For all the recent discussion in Washington about how to proceed in Syria, the sense remains that the United States is not yet ready for an entirely new, more aggressive direction on the two-year-old conflict that has claimed at least 70,000 lives and created at least 1.4 million refugees. But with Turkey now asserting that Syria has used chemical weapons -- adding weight to the claims from Britain, France, Qatar, and the United States -- and with the conflict growing bloodier and more complicated each day, the Obama administration faces greater pressure to deepen its involvement on the political, humanitarian, and military fronts.
The past week has seen stirrings of diplomatic movement on Syria: Secretary of State John Kerry headed to Russia to meet with Foreign Minister Sergei Lavrov and ended up leaving with a plan to "seek to convene an international conference." Meanwhile, in Washington a bipartisan duo of foreign policy heavyweights, Republican Sen. John McCain and Democratic Sen. Carl Levin, chairman of the Armed Services Committee, took to the Senate floor to push President Barack Obama to lead a military campaign against Syrian President Bashar al-Assad's government. Republican Sen. Lindsey Graham, who favors arming Syrian rebels, said he sees a "sea change" now turning in favor of the Syrian opposition.
Yet when it comes to turning the rhetoric into reality, few in Washington close to the Syrian conflict expect to see any quick action. Though calls to take more agressive action are getting louder and more frequent, Washington's "go-slow caucus" still exercises the power behind the scenes, emphasizing the narrative of a gradual, diplomatic approach -- one echoed in the White House. In conversations with State Department officials and three senior former statesmen and advisors, a picture emerges that when it comes to intervention into a murky and dangerous conflict in Syria, the consensus in the Obama administration appears to be that caution is the better part of valor.
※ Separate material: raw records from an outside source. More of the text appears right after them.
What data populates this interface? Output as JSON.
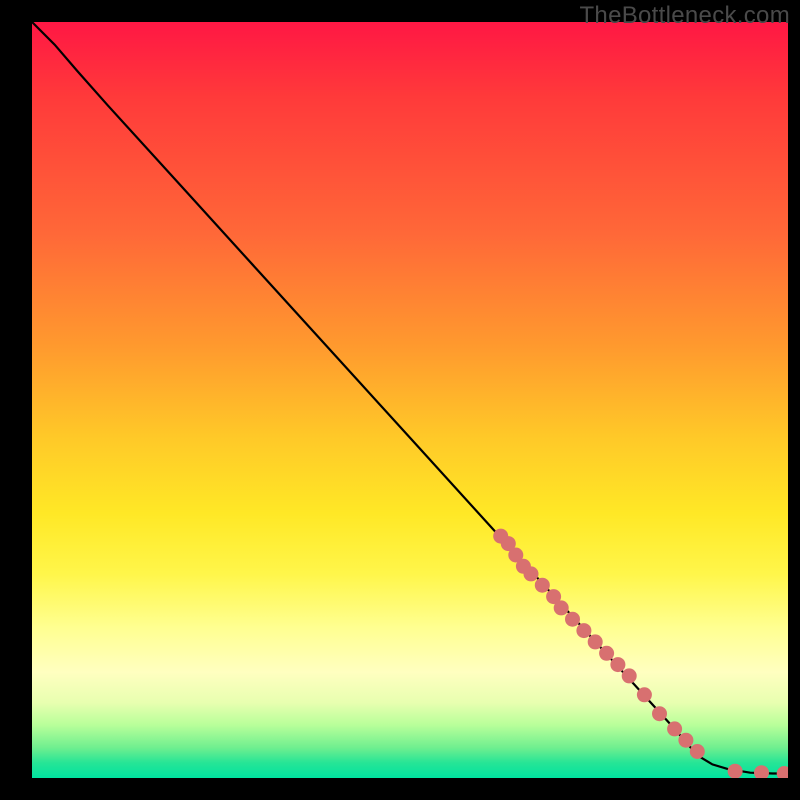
{
  "watermark": "TheBottleneck.com",
  "chart_data": {
    "type": "line",
    "title": "",
    "xlabel": "",
    "ylabel": "",
    "xlim": [
      0,
      100
    ],
    "ylim": [
      0,
      100
    ],
    "grid": false,
    "legend": false,
    "background_gradient": {
      "stops": [
        {
          "pos": 0,
          "color": "#ff1744"
        },
        {
          "pos": 10,
          "color": "#ff3a3a"
        },
        {
          "pos": 28,
          "color": "#ff6838"
        },
        {
          "pos": 43,
          "color": "#ff9a2e"
        },
        {
          "pos": 55,
          "color": "#ffc928"
        },
        {
          "pos": 65,
          "color": "#ffe826"
        },
        {
          "pos": 73,
          "color": "#fff64a"
        },
        {
          "pos": 80,
          "color": "#ffff90"
        },
        {
          "pos": 86,
          "color": "#ffffc0"
        },
        {
          "pos": 90,
          "color": "#e8ffb0"
        },
        {
          "pos": 93,
          "color": "#b8ff9a"
        },
        {
          "pos": 96,
          "color": "#6fef8f"
        },
        {
          "pos": 98,
          "color": "#26e596"
        },
        {
          "pos": 100,
          "color": "#00e3a0"
        }
      ]
    },
    "series": [
      {
        "name": "bottleneck-curve",
        "type": "line",
        "color": "#000000",
        "x": [
          0,
          3,
          6,
          10,
          20,
          30,
          40,
          50,
          60,
          70,
          80,
          85,
          88,
          90,
          92,
          95,
          98,
          100
        ],
        "y": [
          100,
          97,
          93.5,
          89,
          78,
          67,
          56,
          45,
          34,
          23,
          12,
          6.5,
          3,
          1.8,
          1.2,
          0.7,
          0.6,
          0.6
        ]
      },
      {
        "name": "data-points",
        "type": "scatter",
        "color": "#d87070",
        "x": [
          62,
          63,
          64,
          65,
          66,
          67.5,
          69,
          70,
          71.5,
          73,
          74.5,
          76,
          77.5,
          79,
          81,
          83,
          85,
          86.5,
          88,
          93,
          96.5,
          99.5
        ],
        "y": [
          32,
          31,
          29.5,
          28,
          27,
          25.5,
          24,
          22.5,
          21,
          19.5,
          18,
          16.5,
          15,
          13.5,
          11,
          8.5,
          6.5,
          5,
          3.5,
          0.9,
          0.7,
          0.6
        ]
      }
    ]
  }
}
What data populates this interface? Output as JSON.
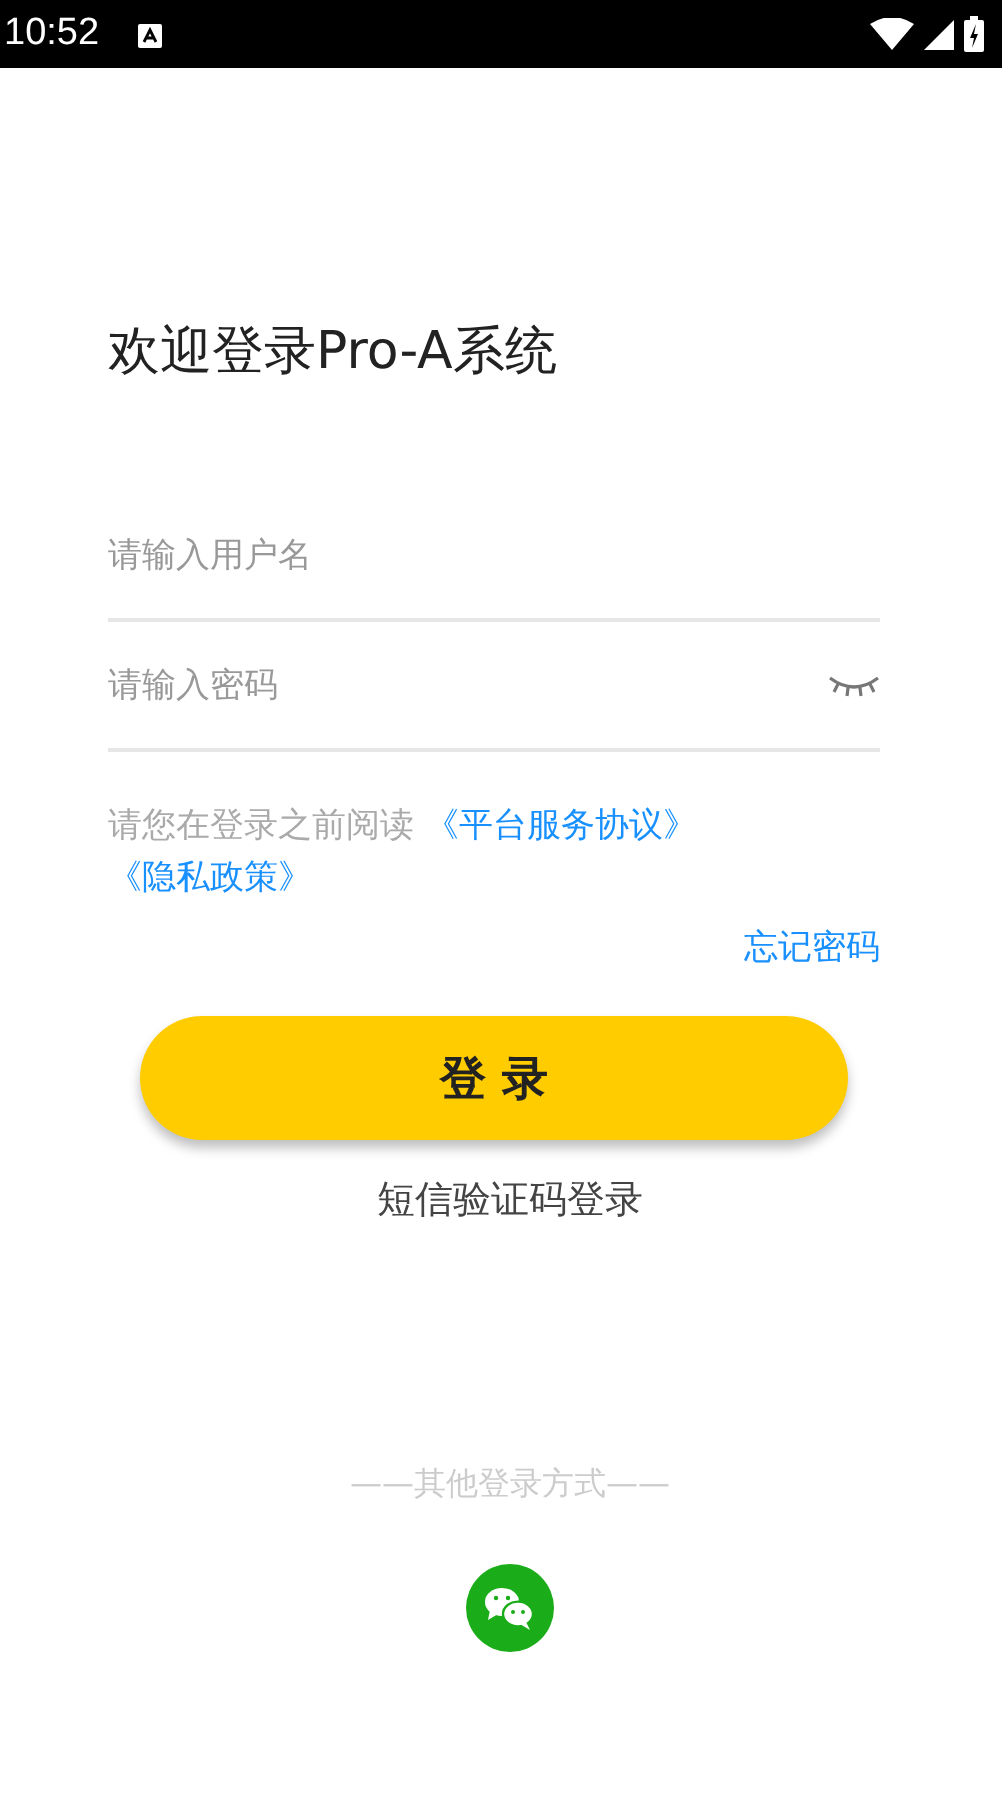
{
  "status_bar": {
    "time": "10:52"
  },
  "title": "欢迎登录Pro-A系统",
  "username_field": {
    "placeholder": "请输入用户名"
  },
  "password_field": {
    "placeholder": "请输入密码",
    "visible": false
  },
  "agreement": {
    "text": "请您在登录之前阅读",
    "links": [
      "《平台服务协议》",
      "《隐私政策》"
    ]
  },
  "forgot_password": "忘记密码",
  "login_button": "登 录",
  "sms_login": "短信验证码登录",
  "other_login": {
    "label": "——其他登录方式——",
    "methods": [
      {
        "kind": "wechat"
      }
    ]
  }
}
Within the State Department, officials say that "whatever is going to be done is on a slow track" and that they have not yet felt a momentum shift in the direction of greater action. More help for refugees and additional political and economic support for bordering countries may come; this week, the United States announced $100 million more for humanitarian aid to Syrian refugees, with nearly half that amount going to Jordan but that remains far short of the more muscular military interventions some have been seeking.
For its part, the White House has supported diplomatic overtures, including Kerry's visit to Russia, and asserted once more that "Syria's future cannot include Bashar al-Assad." But at 1600 Pennsylvania, the sense among several officials I spoke to at the State Department is that "this is not a war they want to be part of." Notes one State official, "if they are going to do something they are going to do it on their own time, in their own way, and they are not going to stumble into this."
The White House disputes the idea that it has not been leading on Syria.
"We are working urgently to hasten a transition from Bashar al-Assad to a democratic Syria that is inclusive of all Syrians," says National Security Council spokeswoman Caitlin Hayden. "Our nonlethal assistance to the Syrian opposition has been on an upward trajectory, and the president has directed his national security team to identify additional measures so that we can continue to increase our assistance. As the president has said, we continue to explore every available, practical, and responsible means to end the suffering of the Syrian people and accelerate a political transition. All options are on the table."
In Washington, those who support more actively backing the rebel forces have been heartened to see a push for one of those options -- legislation to arm the opposition. Senate Foreign Relations Committee Chairman Robert Menendez (D-NJ) offered a bill that would authorize the transfer of U.S.-supplied weapons, training, and supplies to vetted rebel groups.
But others say that for every Sen. Menendez and Sen. Marco Rubio who favor arming the rebels, there are an equal number of lawmakers quietly saying, "not so fast" -- and who want nothing to do with measures that place the United States on a greater war footing. Recent polling shows not even half of the American public support military force in Syria, even "if it is confirmed that Syria used chemical weapons against anti-government groups."
As discussions about options such as establishing no-fly zones, arming Syrian rebels, and pushing for lethal aid continue, many diplomatic veterans say time is of the essence. Amb. Tom Pickering, who reached the Foreign Service's highest rank of career ambassador and served as undersecretary of state for political affairs in a sterling diplomatic career that spanned five decades, has served as ambassador to both Russian and Jordan, two central players in the Syria crisis. He is among those who argue the United States can and must push harder for a diplomatic solution to the conflict.